AT&T, with non-profit Year Up, is opening the door to internships across the U.S. for opportunity youth, defined as talented young adults seeking work who are underemployed or unemployed.
Nationally, there are an estimated 5 million young adults disconnected from stable career pathways and 12 million jobs requiring postsecondary education that will go unfilled in the next decade.1
At AT&T, we know these young people have talent and potential. So, to continue building a diverse and strong workforce, AT&T is tapping into that pipeline by committing to host 200 interns annually through Year Up by 2022.
"We need a dynamic and diverse talent pipeline to power our company — and the economy — into the future," said Randall Stephenson, AT&T Inc. chairman and CEO. "Programs such as Year Up give young adults the experience they need to be career-ready and companies like AT&T the talent we need to succeed."
Year Up works to close the opportunity divide by providing young adults with the skills and experience top companies seek. The organization guides participants through a year-long program where they spend six months in the classroom and six months interning with a corporation.
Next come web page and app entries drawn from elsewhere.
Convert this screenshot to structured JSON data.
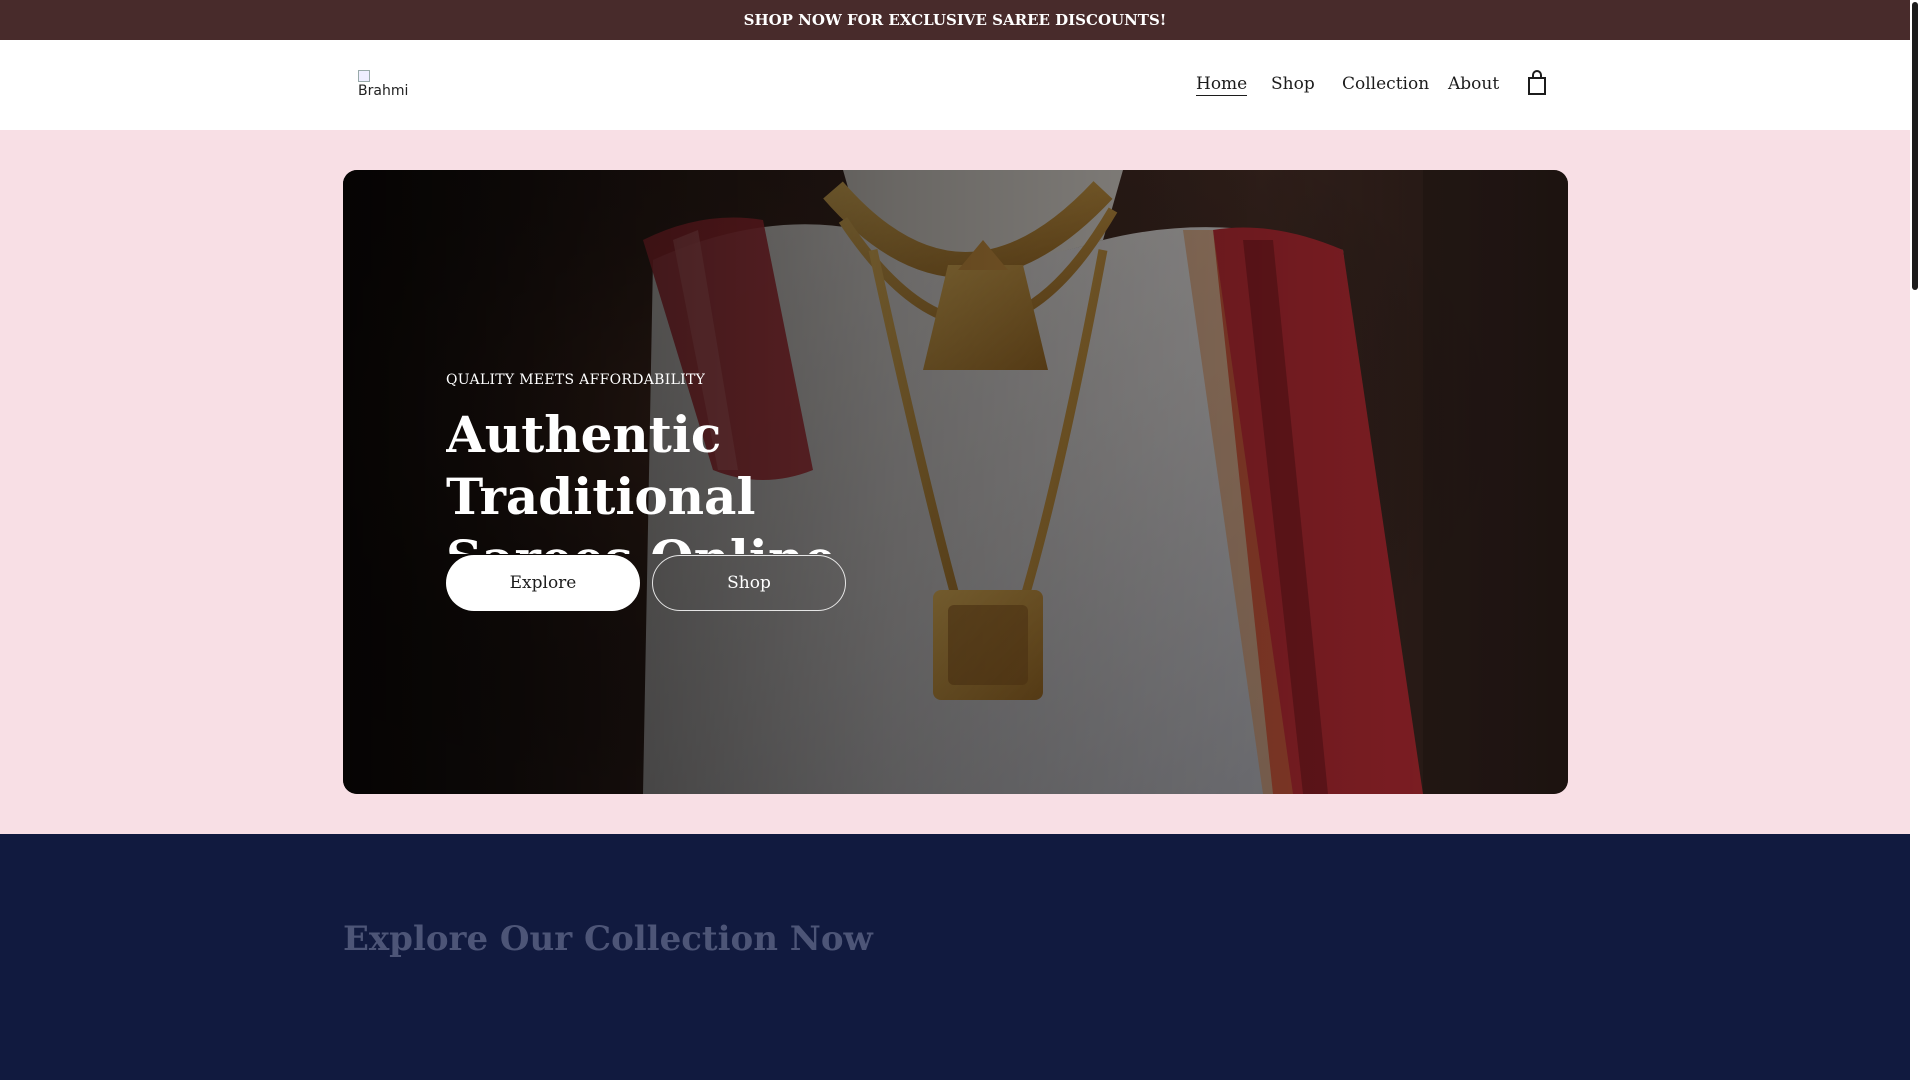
{
  "announcement": {
    "text": "SHOP NOW FOR EXCLUSIVE SAREE DISCOUNTS!"
  },
  "header": {
    "logo_alt": "Brahmi",
    "nav": [
      {
        "label": "Home",
        "active": true
      },
      {
        "label": "Shop",
        "active": false
      },
      {
        "label": "Collection",
        "active": false
      },
      {
        "label": "About",
        "active": false
      }
    ],
    "cart_icon": "shopping-bag-icon"
  },
  "hero": {
    "eyebrow": "QUALITY MEETS AFFORDABILITY",
    "title": "Authentic Traditional Sarees Online",
    "buttons": {
      "explore": "Explore",
      "shop": "Shop"
    }
  },
  "collection": {
    "title": "Explore Our Collection Now"
  },
  "colors": {
    "announcement_bg": "#482b2b",
    "page_bg": "#f8dfe5",
    "collection_bg": "#111a3f",
    "collection_title": "#4d5577"
  }
}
This combination prepares participants to be competitive in a quickly evolving workforce and positions them on a path to success.
In 2016, AT&T contributed $1 million to launch a Year Up campus in Dallas, and in 2018 hosted interns at Year Up sites in Atlanta, Dallas and Miami. We’re expanding with additional interns in 2019 to Chicago, Seattle, Washington D.C., and Sunrise, Fla., and our commitment to 200 interns is a nearly seven-fold increase over 2018.
Interns will work in a variety of positions, including retail, customer care, finance and external affairs. The expansion is part of the AT&T Aspire initiative, which provides access to education and training people need to get and keep good jobs.
“AT&T’s collaboration with Year Up is a clear sign of a broader commitment to inclusive hiring practices and transforming the workforce to create meaningful career pathways for all people,” said Gerald Chertavian, Year Up Founder and CEO. “I applaud their leadership in serving overlooked communities that help them gain the necessary skills and opportunities to drive change in communities and growth in their companies.”
One of those talented young adults is Julio Fumero, who completed his Year Up internship with AT&T in Miami in 2014. After demonstrating a remarkable work ethic and strong performance, he was hired as a full-time employee and plans to stay for the long-term, saying he wants to retire from the company.
“Without Year Up, I wouldn’t be where I am today,” Fumero says. “The program taught me valuable skills that have helped me grow at AT&T — time management, writing skills, and teamwork. I feel like I’m finally on a path of success.”
AT&T’s commitment to closing the opportunity divide expands beyond our work with Year Up and includes collaborations with programs such as Per Scholas and Genesys Works. Through technology training and professional development, these organizations help young adults across the country pursue careers in tech-based industries where their skills will put them on a path to success.
1 Figures provided by Year Up.